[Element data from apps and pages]
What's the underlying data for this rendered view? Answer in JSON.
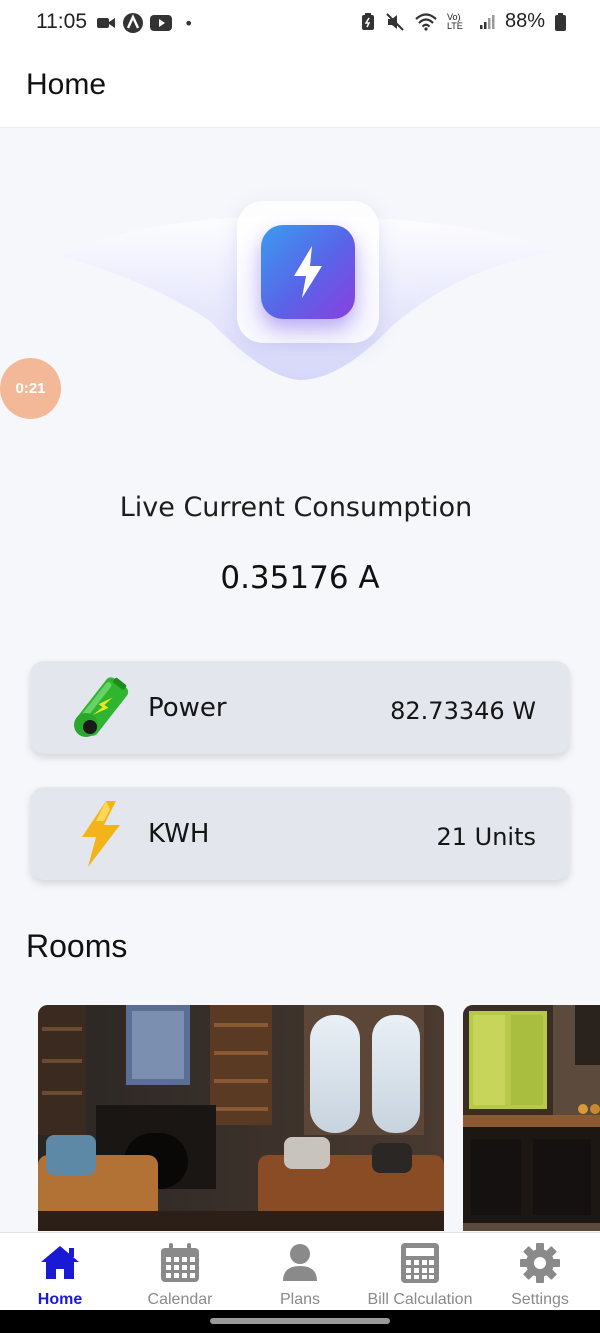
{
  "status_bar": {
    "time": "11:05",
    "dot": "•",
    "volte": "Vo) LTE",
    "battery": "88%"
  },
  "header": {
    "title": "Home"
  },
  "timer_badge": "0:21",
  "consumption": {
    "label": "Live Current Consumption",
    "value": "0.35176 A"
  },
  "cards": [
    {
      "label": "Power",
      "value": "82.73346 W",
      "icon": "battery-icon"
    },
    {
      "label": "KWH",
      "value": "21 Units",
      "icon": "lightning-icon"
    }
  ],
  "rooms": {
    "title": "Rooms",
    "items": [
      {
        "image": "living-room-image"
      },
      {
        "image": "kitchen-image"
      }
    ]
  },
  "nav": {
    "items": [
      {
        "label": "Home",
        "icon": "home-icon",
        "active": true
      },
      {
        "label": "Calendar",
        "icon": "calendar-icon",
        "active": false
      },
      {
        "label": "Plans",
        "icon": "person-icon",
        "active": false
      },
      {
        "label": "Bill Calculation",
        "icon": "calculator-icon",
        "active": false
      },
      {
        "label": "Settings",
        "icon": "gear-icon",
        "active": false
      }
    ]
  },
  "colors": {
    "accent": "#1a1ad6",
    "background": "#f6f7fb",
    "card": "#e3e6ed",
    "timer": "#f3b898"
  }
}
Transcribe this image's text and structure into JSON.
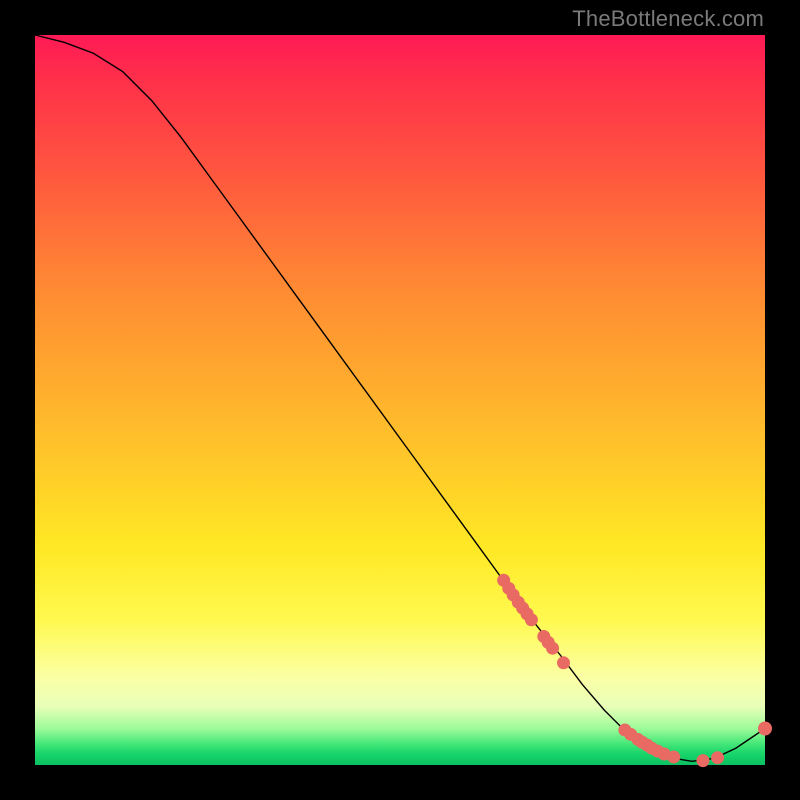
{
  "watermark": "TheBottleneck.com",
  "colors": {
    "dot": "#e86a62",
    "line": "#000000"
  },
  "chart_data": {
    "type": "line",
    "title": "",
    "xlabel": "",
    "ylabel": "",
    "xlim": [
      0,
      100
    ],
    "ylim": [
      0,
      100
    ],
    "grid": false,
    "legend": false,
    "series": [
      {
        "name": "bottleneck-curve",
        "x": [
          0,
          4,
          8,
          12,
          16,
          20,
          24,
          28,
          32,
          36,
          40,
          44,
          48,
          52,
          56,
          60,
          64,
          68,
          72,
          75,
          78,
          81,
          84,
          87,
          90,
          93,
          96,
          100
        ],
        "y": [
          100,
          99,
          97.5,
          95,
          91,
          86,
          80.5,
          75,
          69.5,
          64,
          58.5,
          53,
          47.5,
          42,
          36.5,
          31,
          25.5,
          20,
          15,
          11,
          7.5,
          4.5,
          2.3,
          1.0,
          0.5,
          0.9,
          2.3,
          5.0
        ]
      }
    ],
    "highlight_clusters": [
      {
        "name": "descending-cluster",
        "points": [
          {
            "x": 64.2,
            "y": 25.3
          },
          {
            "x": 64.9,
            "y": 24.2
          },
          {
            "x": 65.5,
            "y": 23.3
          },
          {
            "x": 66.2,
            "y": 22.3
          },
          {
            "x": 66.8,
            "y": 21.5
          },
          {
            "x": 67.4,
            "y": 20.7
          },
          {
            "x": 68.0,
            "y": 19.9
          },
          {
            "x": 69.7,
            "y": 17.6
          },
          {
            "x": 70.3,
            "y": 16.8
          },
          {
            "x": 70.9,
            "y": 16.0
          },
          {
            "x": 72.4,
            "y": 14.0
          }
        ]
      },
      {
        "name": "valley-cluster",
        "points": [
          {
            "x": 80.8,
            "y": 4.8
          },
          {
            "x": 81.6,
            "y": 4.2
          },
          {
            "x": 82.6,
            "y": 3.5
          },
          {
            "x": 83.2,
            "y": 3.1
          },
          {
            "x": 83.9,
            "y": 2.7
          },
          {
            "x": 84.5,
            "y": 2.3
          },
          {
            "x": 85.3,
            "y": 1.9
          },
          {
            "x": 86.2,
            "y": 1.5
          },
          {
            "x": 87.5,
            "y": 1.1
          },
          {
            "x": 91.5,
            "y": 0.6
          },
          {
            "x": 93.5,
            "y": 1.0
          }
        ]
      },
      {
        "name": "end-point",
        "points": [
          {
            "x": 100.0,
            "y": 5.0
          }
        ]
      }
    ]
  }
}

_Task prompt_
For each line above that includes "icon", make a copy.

_Solution for this problem_
      "icon": "battery-icon"
      "icon": "lightning-icon"
        "icon": "home-icon",
        "icon": "calendar-icon",
        "icon": "person-icon",
        "icon": "calculator-icon",
        "icon": "gear-icon",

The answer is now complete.